9. Star Trek: Insurrection (1998)

Picard ignores the Federation’s Prime Directive, interfering with the course of another planet’s events. He leads the Enterprise to Baku to save a small, unique civilization of people who live without aging.

Star Fleet gets coerced into siding with their invaders, and Picard of course does the right thing, falling in love in the process.

Too much talk. Not enough action.

10. Star Trek: The Motion Picture (1979)

A feeble attempt to turn a cult series into a mainstream film.

Admiral Kirk takes over the Enterprise from the ill-equipped Captain Decker as a seemingly all-powerful entity threatens the galaxy.

What it turns out to be is a 20th century Voyager probe which was sent into space to collect information, and never returned – until it collected all the information in the universe.

Too many sprawling shots of the new Enterprise, since we hadn’t seen it in years. Not nearly enough action. Pretty hot bald chick.

11. Star Trek V: The Final Frontier (1989)

Sentimental and dumb opening sequence with Enterprise crewmates paired off bonding at Yosemite. The best films about friendship don’t hit you over the head with it.

Spock’s half-brother (didn’t know he had one) is a 23rd century shaman, attracting legions of followers of the great unwashed. He has some type of psychic healing ability, and is leading the masses on some type of vision quest to find God, taking over the Enterprise in the process.

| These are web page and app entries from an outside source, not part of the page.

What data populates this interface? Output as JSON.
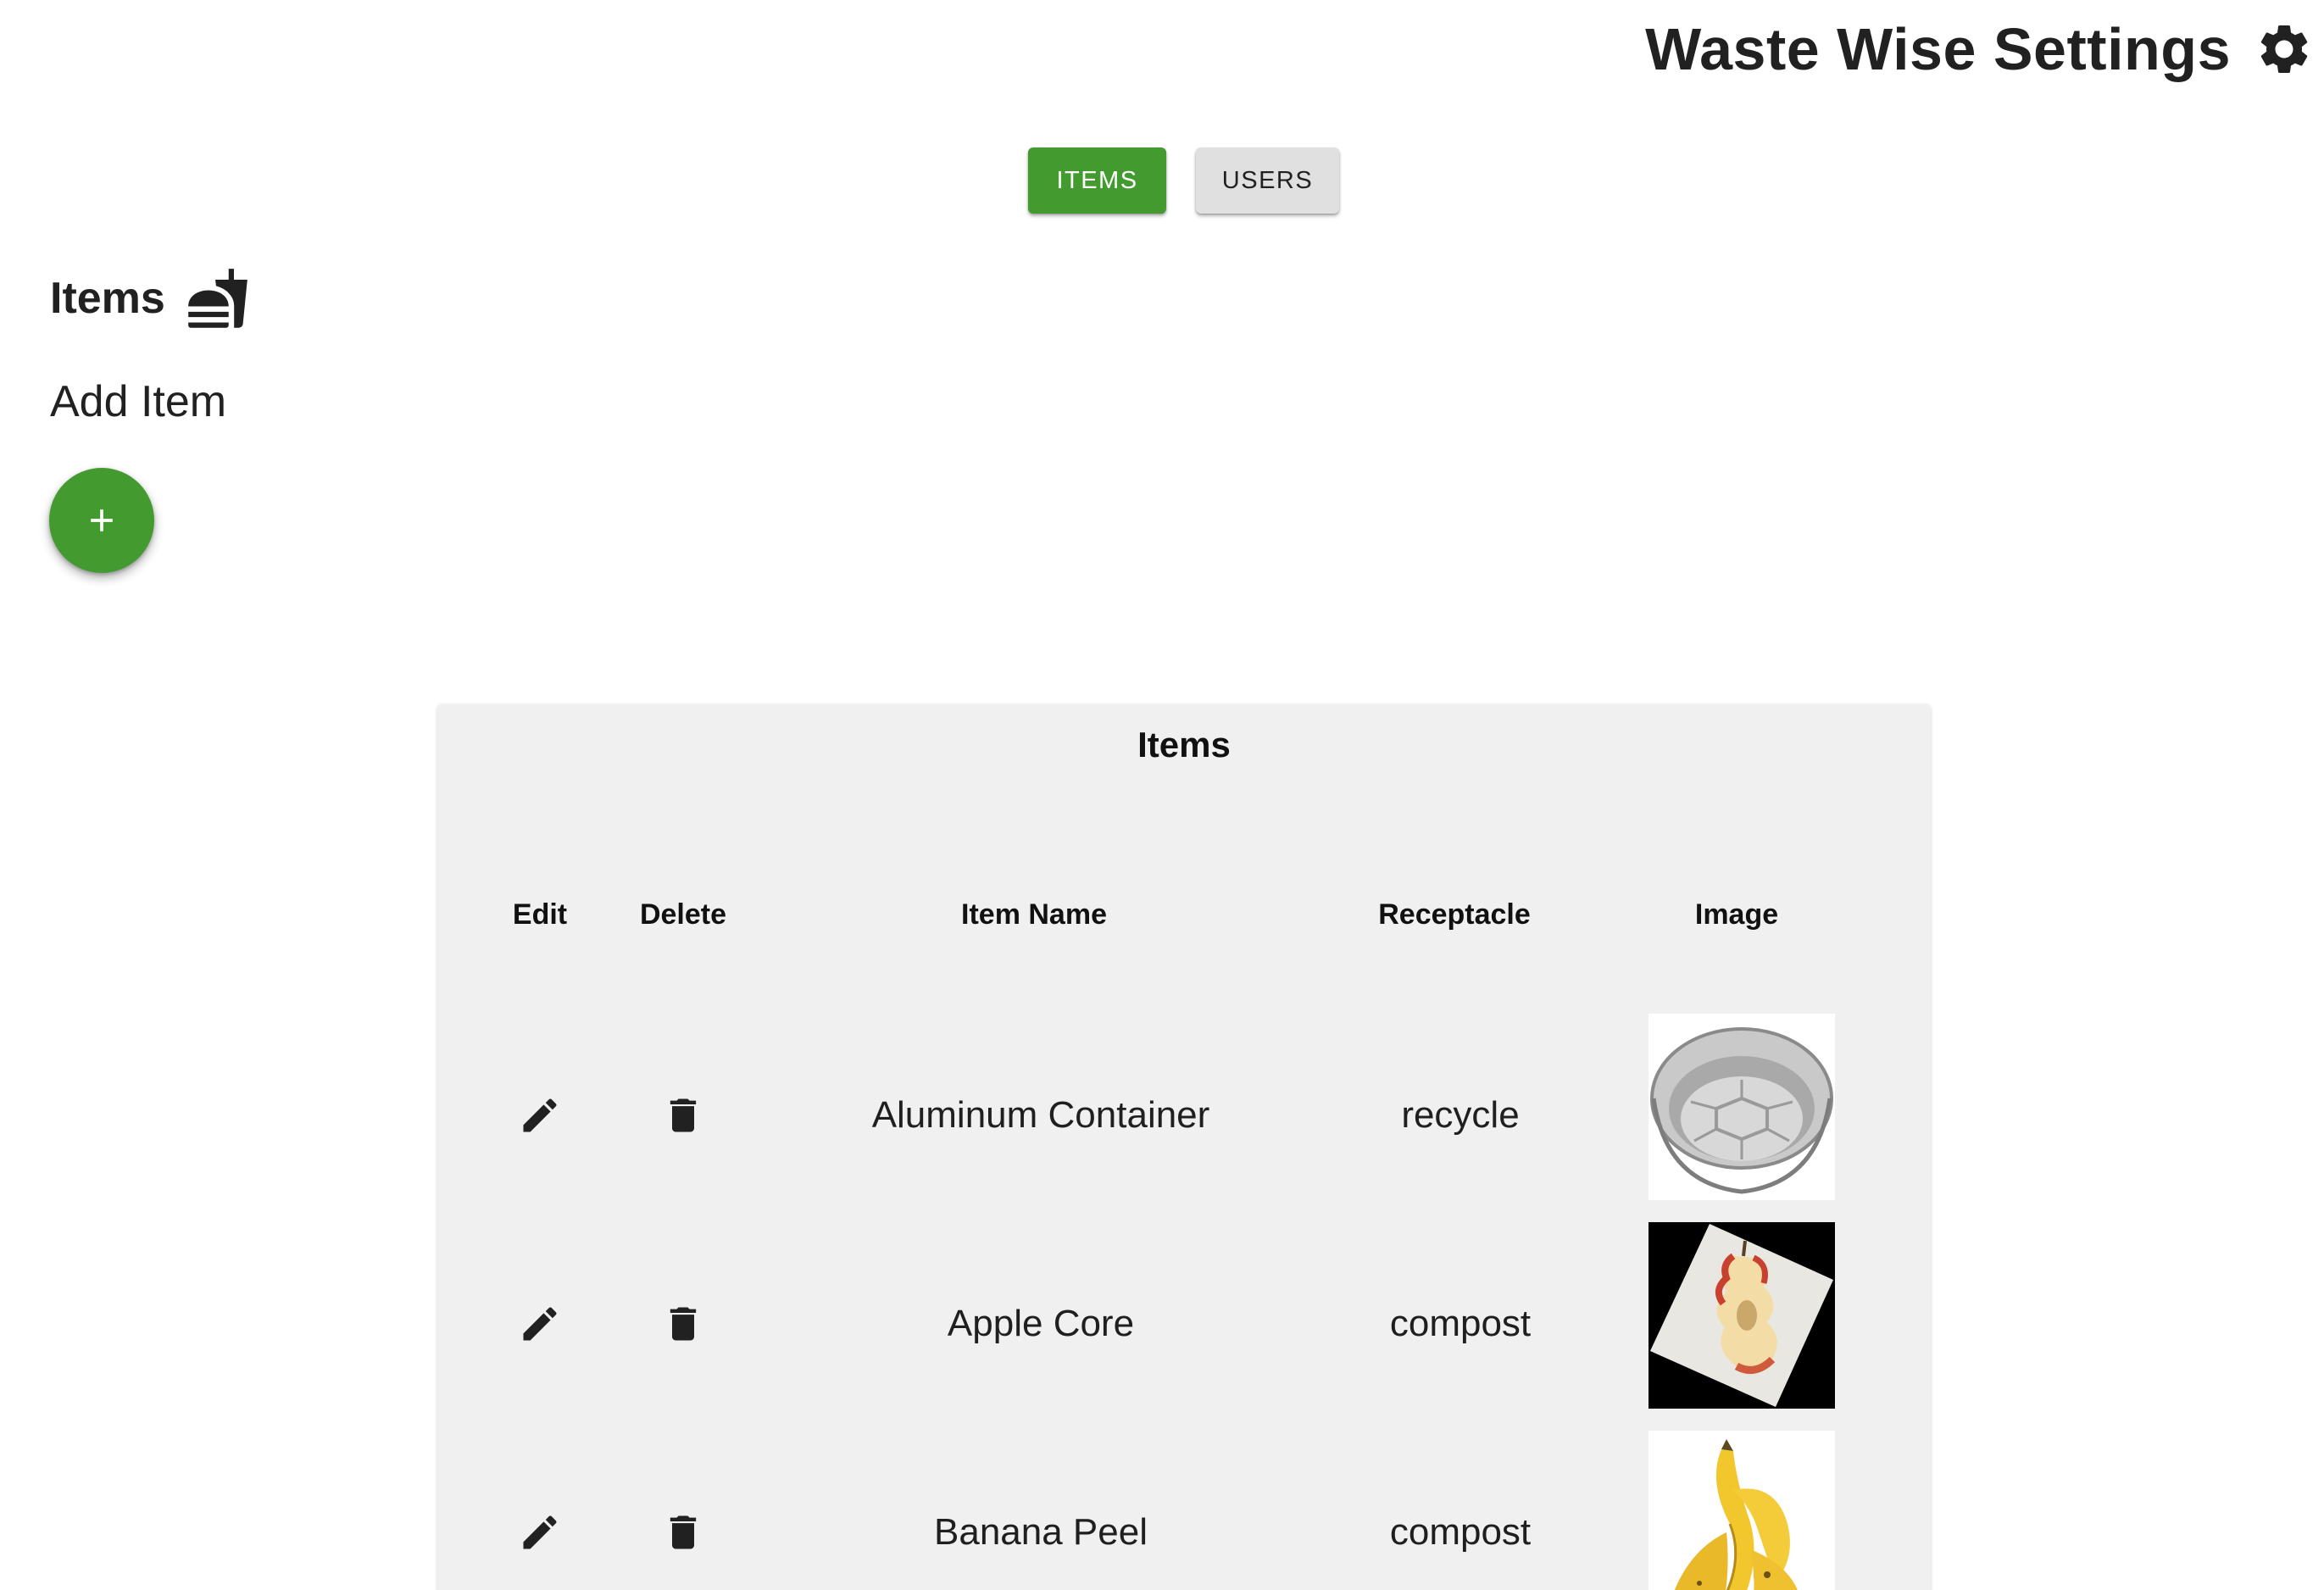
{
  "header": {
    "title": "Waste Wise Settings",
    "settings_icon": "gear-icon"
  },
  "tabs": [
    {
      "label": "ITEMS",
      "active": true,
      "color": "#439a2f"
    },
    {
      "label": "USERS",
      "active": false,
      "color": "#e0e0e0"
    }
  ],
  "section": {
    "title": "Items",
    "icon": "fastfood-icon",
    "add_label": "Add Item",
    "add_icon": "plus-icon"
  },
  "table": {
    "title": "Items",
    "columns": [
      "Edit",
      "Delete",
      "Item Name",
      "Receptacle",
      "Image"
    ],
    "rows": [
      {
        "item_name": "Aluminum Container",
        "receptacle": "recycle",
        "image": "aluminum-container-image"
      },
      {
        "item_name": "Apple Core",
        "receptacle": "compost",
        "image": "apple-core-image"
      },
      {
        "item_name": "Banana Peel",
        "receptacle": "compost",
        "image": "banana-peel-image"
      }
    ]
  },
  "colors": {
    "accent": "#439a2f",
    "card_background": "#eff0ef",
    "text": "#212121"
  }
}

Captain Kirk defies this, choosing to hold on to his pain and guilt, because it makes him who he is, and his rationality saves the day.

Monday, July 6, 2009

Juneau What I Think

The hardscrabble icecap politics of The Last Frontier must have been too much for this shooting star. Conservatively speaking, of course.

Sarah Palin stirred up the GOP base with her smile, winks, values talk, and her ability to relate to "regular folks" (read: white people).

She was without a doubt an American success story. Mother of five (or is it four or six - I can't keep count) becomes mayor and then governor in her home state. It was quirky and cool until the big fish left the small pond.

Yes Governor, you could see Russia from your home base. You just couldn't see the lower 48.

You could throw your weight around, usurp the legislature, create your own ethical roadmap, and make back-room deals all the way from Wasilla to Ketchikan - until America heard of you.

The national spotlight and Katie Couric's softball questions gave the Alaskan hockey mom a lot of Northern Exposure. She became a target for comedians, commentators, and even some conservatives as she continually put her foot in her mouth, and left a financial twister in her wake.

Palin burst on the scene on August 29, 2008 when Senator John McCain tabbed her as the wild card VP candidate the morning after Senator Barack Obama stirred up 70,000+ at Invesco Field in Denver and hundreds of millions worldwide.

Just over 10 months later, Palin resigned her post as the executive officer of the nation's least-populated state with a ton more name recognition and a lot more baggage.

Cash in those speaking engagements while you can. Your name was in the news cycle longer than Elian Gonzalez, but shorter than OJ Simpson. Your run for the White House was historic, but your footnote in history will be merely historical.

Sunday, July 5, 2009

Got Six? Go Fish

Is your 6th Anniversary a day for the couple or for the family? Six of one, half-dozen of the other. Considering that our first-born was delivered 9 months and 2 days after our wedding day, I’d say that we’ve been in a family way for just about all 6 years.

So we made the road trip to Charleston to visit the South Carolina Aquarium. Kids and adults both had a fun time. I mean, who doesn’t like penguins. Right? Reminds me of a joke, but that’s for a later post.

In a fortunate dose of serendipity, we were all hungry when we arrived in Chuck-town, and swung by a Mellow Mushroom about 1 mile from the aquarium. We all got to see the end of one of the all-time epic tennis matches, with Roger Federer making history, and breaking Andy Roddick’s heart again.

I’m the guy used to taking pictures not being in them, so the opportunity presented by the Welcome Center was worth the price tag. Is this the family portrait for the time capsule?